We’ll keep you posted …
Two raffles are currently being held to save historic movie houses in Pasadena, California and in Douglas, Arizona:
Raffle #1: A new 2002 Corvette Z06 is being raffled off for $75 per ticket to raise money for the restoration of the Grand Theater in Douglas, Arizona. The Grand opened in 1919, is listed on the National Register of Historic Buildings, and is raising money to repair the theater after a devastating roof collapase and subsequent water damage.
Raffle #2: Our good friend Gina Zamparelli is fighting the good fight against the owners of the Raymond Theatre who are trying to gut the Raymond in order to erect housing, retail, and parking space.

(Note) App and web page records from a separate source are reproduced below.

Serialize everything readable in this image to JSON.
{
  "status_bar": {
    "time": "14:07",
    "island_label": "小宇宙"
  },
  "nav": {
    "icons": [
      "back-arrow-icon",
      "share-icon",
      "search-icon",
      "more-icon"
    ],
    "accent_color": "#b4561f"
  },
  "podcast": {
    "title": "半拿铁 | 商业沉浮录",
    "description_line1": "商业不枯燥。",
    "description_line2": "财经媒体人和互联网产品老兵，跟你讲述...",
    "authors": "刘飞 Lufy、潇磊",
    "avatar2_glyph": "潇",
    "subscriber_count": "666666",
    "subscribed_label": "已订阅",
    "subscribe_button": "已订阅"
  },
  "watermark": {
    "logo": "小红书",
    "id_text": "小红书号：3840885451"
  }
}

Friends of the Raymond Theatre is curently raising money to pay for the legal fees to save the historic movie house. Raffle tickets are only $1 each and the organization needs your help! To order tickets online, go to www.paypal.com and send payment to along with your full name, address and phone number.
Alternately, you can send payment to:
Friends of the Raymond Theatre
P.O. Box 91189
Pasadena, CA 91109-1189
Ticket prices are as follows:
$1 for 1 ticket
$5 for 6 tickets
$10 for 12 tickets
$20 for 25 tickets
$50 for 60 tickets
$100 for 125 tickets
$200 to $500 + donation – One raffle ticket for every dollar you donate!
August 7, 2002
PHILADELPHIA, PA — The Committee To Save The Sameric suffered a setback yesterday when the city’s Board of Licenses and Inspections Review ruled that it could not overturn the permit granted earlier to the Goldenberg Group to demolish the Art Deco movie palace.
According to the preservation group’s website, “Unfortunately, the L & I Review Board declined to revoke the demolition permit and refused to hear testimony from witnesses regarding the demolition permit. The Board stated they were limited to hearing about issues such as physical harm to adjoining properties and believed they could not consider the public interest of keeping Philadelphia’s last movie palace.”
The committee is still working with the Goldenberg Group in an attempt to save the theater. The owners insist the permit was acquired only as a last resort and are actively looking for a tenant. According to the Philadelphia Inquirer, “the group now intends to take the case to Common Pleas Court.”